Engraved onto the fastening button of most Samurai jeans is the Japanese phrase shogyo mujo (諸行無常), which roughly translates as “all earthy things must fade away”, a highly appropriate expression when you consider that Samurai Jeans of Osaka are arguably the most highly regarded denim brand in the world when it comes to the art of fading and also one of the most popular contest brands that there is. So just what is it that makes Samurai so adept and popular at the fading game, and does their popularity translate into results, let’s dig a little deeper.
A pair of Samurai S710xx jeans were my first experience of heavyweight denim, and also what I think of as my first “real” pair of Japanese denim. I bought them slightly used and they were good enough to convince me of the merits of both heavyweight and Japanese denim, so it is fair to say that they are a brand I rate very highly. That first experience lead me onto buying some of the heavier 21oz S5000vx model jeans and starting the very first HWDC, so personally for me it seems that Samurai have a lot to answer for. If jeans like Uniqlo, Supreme and the Levi’s x Phenom collaborations were my gateway drug, then Samurai certainly made me an addict.

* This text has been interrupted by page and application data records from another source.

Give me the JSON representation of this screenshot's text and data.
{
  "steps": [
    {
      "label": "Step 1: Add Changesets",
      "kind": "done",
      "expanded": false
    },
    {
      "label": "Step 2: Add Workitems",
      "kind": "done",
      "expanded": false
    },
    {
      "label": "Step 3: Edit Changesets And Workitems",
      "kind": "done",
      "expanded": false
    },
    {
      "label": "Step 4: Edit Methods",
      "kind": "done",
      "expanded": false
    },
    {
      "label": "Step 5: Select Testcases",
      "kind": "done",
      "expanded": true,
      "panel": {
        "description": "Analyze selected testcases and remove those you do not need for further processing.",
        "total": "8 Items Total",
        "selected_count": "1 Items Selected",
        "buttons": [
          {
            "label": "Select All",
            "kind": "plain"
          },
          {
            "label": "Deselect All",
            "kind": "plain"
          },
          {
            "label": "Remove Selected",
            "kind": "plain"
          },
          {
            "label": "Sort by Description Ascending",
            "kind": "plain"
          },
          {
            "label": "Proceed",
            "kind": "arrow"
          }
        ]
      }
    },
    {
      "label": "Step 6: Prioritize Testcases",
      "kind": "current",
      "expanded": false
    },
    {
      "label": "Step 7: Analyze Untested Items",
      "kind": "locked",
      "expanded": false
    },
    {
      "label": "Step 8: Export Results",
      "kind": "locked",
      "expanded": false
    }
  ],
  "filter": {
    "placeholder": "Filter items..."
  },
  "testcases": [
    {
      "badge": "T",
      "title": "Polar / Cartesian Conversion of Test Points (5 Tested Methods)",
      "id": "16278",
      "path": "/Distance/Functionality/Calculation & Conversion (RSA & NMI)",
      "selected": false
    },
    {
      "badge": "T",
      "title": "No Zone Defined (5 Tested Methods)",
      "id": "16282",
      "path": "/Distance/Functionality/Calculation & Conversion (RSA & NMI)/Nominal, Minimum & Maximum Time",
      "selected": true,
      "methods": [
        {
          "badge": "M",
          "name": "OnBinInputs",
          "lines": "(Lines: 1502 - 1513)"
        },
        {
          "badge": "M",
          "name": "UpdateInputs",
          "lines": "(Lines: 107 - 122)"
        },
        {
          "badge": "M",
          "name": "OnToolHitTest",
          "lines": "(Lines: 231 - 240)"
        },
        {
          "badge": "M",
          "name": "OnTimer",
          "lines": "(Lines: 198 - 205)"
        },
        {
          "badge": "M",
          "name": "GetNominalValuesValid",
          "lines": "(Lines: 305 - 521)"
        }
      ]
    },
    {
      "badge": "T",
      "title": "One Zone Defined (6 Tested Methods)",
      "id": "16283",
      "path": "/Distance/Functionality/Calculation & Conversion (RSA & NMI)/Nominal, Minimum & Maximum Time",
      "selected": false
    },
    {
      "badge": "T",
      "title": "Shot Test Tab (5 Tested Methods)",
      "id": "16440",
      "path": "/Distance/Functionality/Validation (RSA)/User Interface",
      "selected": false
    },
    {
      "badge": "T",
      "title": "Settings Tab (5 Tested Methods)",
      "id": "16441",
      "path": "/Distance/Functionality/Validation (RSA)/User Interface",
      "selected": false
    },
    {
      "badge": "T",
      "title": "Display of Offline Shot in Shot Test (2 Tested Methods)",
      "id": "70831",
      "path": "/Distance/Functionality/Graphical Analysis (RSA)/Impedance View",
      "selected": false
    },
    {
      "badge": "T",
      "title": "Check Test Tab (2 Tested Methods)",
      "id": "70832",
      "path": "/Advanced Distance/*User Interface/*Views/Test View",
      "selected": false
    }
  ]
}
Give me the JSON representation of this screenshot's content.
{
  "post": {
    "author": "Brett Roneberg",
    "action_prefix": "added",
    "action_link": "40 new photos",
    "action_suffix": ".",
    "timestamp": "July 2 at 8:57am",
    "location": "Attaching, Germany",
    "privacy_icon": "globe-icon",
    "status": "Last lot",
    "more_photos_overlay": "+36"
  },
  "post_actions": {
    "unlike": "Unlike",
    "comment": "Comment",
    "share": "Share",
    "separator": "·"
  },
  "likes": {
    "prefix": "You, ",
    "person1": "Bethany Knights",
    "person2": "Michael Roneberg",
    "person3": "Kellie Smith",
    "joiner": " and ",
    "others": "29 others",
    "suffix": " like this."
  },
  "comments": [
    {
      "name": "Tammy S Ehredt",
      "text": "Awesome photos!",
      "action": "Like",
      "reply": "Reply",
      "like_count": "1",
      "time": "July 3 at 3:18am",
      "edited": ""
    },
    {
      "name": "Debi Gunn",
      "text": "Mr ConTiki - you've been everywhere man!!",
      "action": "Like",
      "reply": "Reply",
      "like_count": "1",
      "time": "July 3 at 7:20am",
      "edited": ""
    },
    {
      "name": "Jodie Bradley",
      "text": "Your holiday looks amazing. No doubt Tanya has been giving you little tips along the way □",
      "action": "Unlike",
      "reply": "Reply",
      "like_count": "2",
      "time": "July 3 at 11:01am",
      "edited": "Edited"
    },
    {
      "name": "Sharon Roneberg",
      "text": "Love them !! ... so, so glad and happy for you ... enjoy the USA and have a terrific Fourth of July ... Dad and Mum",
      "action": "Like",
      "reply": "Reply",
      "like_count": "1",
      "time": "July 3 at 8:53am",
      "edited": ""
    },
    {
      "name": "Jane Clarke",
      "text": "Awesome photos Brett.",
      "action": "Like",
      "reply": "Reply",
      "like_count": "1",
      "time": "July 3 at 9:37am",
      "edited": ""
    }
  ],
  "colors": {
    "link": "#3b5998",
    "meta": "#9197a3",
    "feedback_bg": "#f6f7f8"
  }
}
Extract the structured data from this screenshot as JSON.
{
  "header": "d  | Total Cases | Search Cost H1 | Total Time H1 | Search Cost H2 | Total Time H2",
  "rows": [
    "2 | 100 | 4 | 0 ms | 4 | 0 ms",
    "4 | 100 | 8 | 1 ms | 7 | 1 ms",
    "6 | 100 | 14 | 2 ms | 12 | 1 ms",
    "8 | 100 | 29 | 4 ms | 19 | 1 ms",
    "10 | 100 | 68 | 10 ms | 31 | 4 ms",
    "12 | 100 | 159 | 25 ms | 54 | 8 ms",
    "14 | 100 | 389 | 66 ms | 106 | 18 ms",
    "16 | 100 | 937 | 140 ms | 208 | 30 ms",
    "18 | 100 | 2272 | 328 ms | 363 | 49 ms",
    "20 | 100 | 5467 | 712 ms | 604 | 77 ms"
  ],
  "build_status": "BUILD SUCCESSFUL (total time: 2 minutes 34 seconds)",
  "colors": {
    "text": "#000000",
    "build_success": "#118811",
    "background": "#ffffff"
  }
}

As a brand Samurai are famed for releasing a number of interesting, and occasionally a little crazy, special edition models each year, into which they incorporate things such as new denims, natural dyed denims, new cottons or special details in terms of hardware, patches or pocket lining. The essence of the Samurai brand is also perhaps more Japanese in feel than most other brands out there, especially when you consider the name, the imagery associated with the jeans and their (admittedly softening) approach to international expansion, i.e. they do not seem too interested in it with only a handful of international retailers. Whilst it might be the special editions which draw the crowd, it is Samurai’s regular array of cuts which keeps customers returning, and new wearers being drawn to Osaka’s finest.
The most common cuts made by Samurai total only four, there are more cuts but those making up most of the brands sales come from the 5000 (mid-rise, slightly slimmed straight), 500 (high rise straight), 510 (based on the classic 501 straight) and the 710 (slim tapered, mid-rise), with the 710 being easily the most popular of the four cuts in the western market due to a contemporary cut and a 19oz denim which produces stunning high contrast fades. These four popular cuts have been recreated time and time again using different denims and details, with some of them making regular appearances in two or three different denim types in any given year.
The popularity of Samurai jeans for denim contests stems from three very important factors, firstly their cuts are versatile so the chances are that they will have a pair of jeans perfect for you, secondly there is surprisingly little variation in measurements from one batch to the next, despite the fact that sometimes the denims can feel very different. This stability in measurements is an incredible accomplishment from a brand who deal only in raw denim and takes so much of the guess work out of sizing a pair of jeans for the wearer. The last, and probably the most important, reason for Samurai’s prevalence as a competition jean is that they fade (generally) really, really well and pretty fast when compared to some other brands.
The secret to the Samurai fade is the use of unbleached cotton for the weft of many of their denims, and dyeing the warp in a manner where the indigo does not deeply penetrate the core of the fibres, making it easier to separate the colour from the cotton and therefore fade your jeans. This process results in denim which can lose colour quite freely and with a marked contrast, I found that when I started to regularly wash my 21oz 5000VX in the second year of the HWDC that they developed a fade pattern which reminded me of marble and looked really cool I thought. Another feature of Samurai jeans which makes them ideal for a wear contest is that every stitch on them is made using 100% natural cotton, rather than the more regularly used poly-cotton blend. Samurai do this for the sake of pure authenticity and it has the effect of the hems and seams breaking down more easily under constant wear and stress, making the effective wear more pronounced and the opportunity for DIY repair a regular occurrence.
A swift search for images of Samurai jeans is, in truth, all you need to know about why they are such a popular choice in the denim community and have been for a very long time. There is a school of thought that some Samurai jeans lose their colour a little too easily and that some of the high contrast fades look forced or artificial, and there is some merit in that perhaps when considering how quickly you can see potential fade patterns appear in the denim, but like all jeans worn over a period of time, they will reflect only the wear you put into them.